Saturday, September 20, 2008
Political Tsunami In Malaysia
Political Tsunami In Malaysia
Headline 16 Sept 2008-09-20 12:45
When the Malaysian government evoked the draconian Internal Security Act last week and arrested three civilians--journalist Tan Hoon Cheng, opposition politician Teresa Kok and Internet news portal editor Raja Petra Kamaruddin--on charges of racial instigation, one immediately sensed that a man-made political tsunami is in the offing.
For a country that has enjoyed economic progress and which positions itself as one of the world's leading economies, Malaysia cannot afford a manufactured crisis--especially on the issue of race relations.
The international community immediately condemned the crackdown and the use of the ISA, which allows detention without trial.
Apparently, the government is willing to play a dangerous game, banking on public fears of racial riots like those that occurred in 1969.
Indeed, the ruling National Front has used race as a template to instill a culture of fear that, without it running the show, the country will descend into chaos. This has worked for the past five decades. The question is: will it work now?
Racial tensions are not new in a country with various ethnic and religious groups. From time to time, senior government officials spark the tensions with comments that insult the Chinese and Indian minorities by claiming they are not patriotic. They are blamed for any and all ills in Malay society. But Malaysians have shown to the world that they are resilient people and appreciate racial harmony. The trouble is, politicians continue to stoke the fires of nationalism and 'Malayness', leaving this quality under scrutiny.
In the March 8 election, voters from the minorities shattered the National Front's grip on power, which it has enjoyed continuously for the past five decades since independence. But political discourse in Malaysian society has changed radically towards more openness and now touches on sensitive issues as never before. The current most popular topic is the changing of the country's guard. It will be sooner than later.
All Malaysian media reported the government's action with much surprise, although they did not criticise too much, except for the online media. But they know deep in their hearts that the use of the ISA is aimed at highlighting the danger of racial discord and the Pakatan Rakjat opposition's plan to unseat the government. Former deputy prime minister Anwar Ibrahim reiterated over the weekend that his coalition has the number of cross-over votes to form a new government, but at this time he would rather tackle the issues related to political stability and security first and foremost.
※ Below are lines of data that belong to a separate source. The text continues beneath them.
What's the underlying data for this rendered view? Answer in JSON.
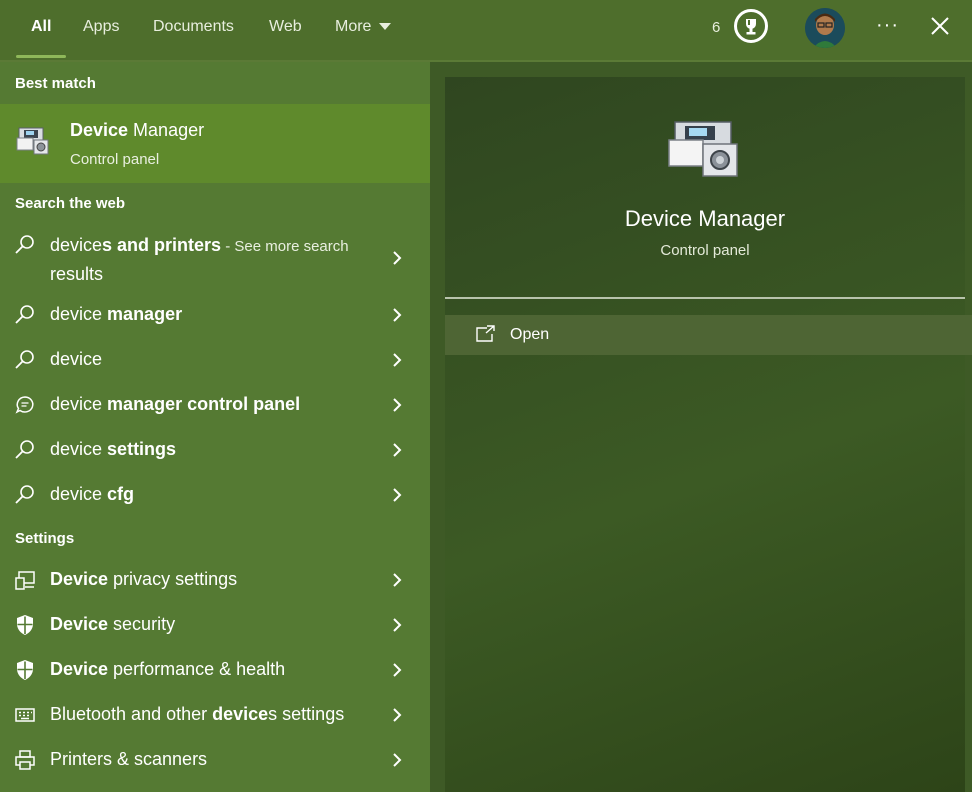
{
  "tabs": [
    "All",
    "Apps",
    "Documents",
    "Web",
    "More"
  ],
  "rewards": {
    "points": "6"
  },
  "left": {
    "best_match_heading": "Best match",
    "best_match": {
      "title_bold": "Device",
      "title_rest": " Manager",
      "subtitle": "Control panel"
    },
    "web_heading": "Search the web",
    "web_results": [
      {
        "prefix": "device",
        "bold": "s and printers",
        "suffix": "",
        "hint": " - See more search",
        "hint2": "results",
        "icon": "search-icon"
      },
      {
        "prefix": "device ",
        "bold": "manager",
        "suffix": "",
        "icon": "search-icon"
      },
      {
        "prefix": "device",
        "bold": "",
        "suffix": "",
        "icon": "search-icon"
      },
      {
        "prefix": "device ",
        "bold": "manager control panel",
        "suffix": "",
        "icon": "chat-icon"
      },
      {
        "prefix": "device ",
        "bold": "settings",
        "suffix": "",
        "icon": "search-icon"
      },
      {
        "prefix": "device ",
        "bold": "cfg",
        "suffix": "",
        "icon": "search-icon"
      }
    ],
    "settings_heading": "Settings",
    "settings_results": [
      {
        "bold_first": "Device",
        "rest": " privacy settings",
        "icon": "devices-icon"
      },
      {
        "bold_first": "Device",
        "rest": " security",
        "icon": "shield-icon"
      },
      {
        "bold_first": "Device",
        "rest": " performance & health",
        "icon": "shield-icon"
      },
      {
        "pre": "Bluetooth and other ",
        "bold_mid": "device",
        "post": "s settings",
        "icon": "keyboard-icon"
      },
      {
        "pre": "Printers & scanners",
        "icon": "printer-icon"
      }
    ]
  },
  "preview": {
    "title": "Device Manager",
    "subtitle": "Control panel",
    "open_label": "Open"
  },
  "colors": {
    "accent": "#8fb85a",
    "best_match_bg": "#5f8a2c",
    "panel_bg": "#557a33"
  }
}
Whatever the government has tried to do, it has backfired and greatly damaged the leadership of Prime Minister Abdullah Ahmad Badawi. Already, discord among the leaders of the United Malays National Organisation (UMNO) has reached the breaking point. Several leaders have already come forward to urge Abdullah to resign so that a new leader can be elected.
The current appointed successor, Deputy Prime Minister Najib Abdul Razak, son of the country's second prime minister, who is supposed to succeed Abdullah in 2010, is no longer in waiting mode either.
Other contenders, including Tenku Razaleigh Hamzah and international trade minister Muhyiddin Yassin, are also challenging Abdullah. Worst of all, there is a growing chorus within UMNO that the only way to salvage the party is to invite ex-prime minister Dr Mahathir Mohammad to return as leader.
The National Front, the ruling coalition party with UMNO, has become complacent and has consistently ignored the concerns of Malaysians. Corruption and cronyism are rampant in this country with many mega-projects. With the ongoing infighting within UMNO and the use of the ISA, Anwar's chance of becoming the next leader has increased many-fold. Of course, there are still many hurdles for the opposition to cross.
Malaysians in general want assurances and tangible evidence that their country under a new leader will be more equal, while still as vibrant and dynamic as before. (The Nation/ANN)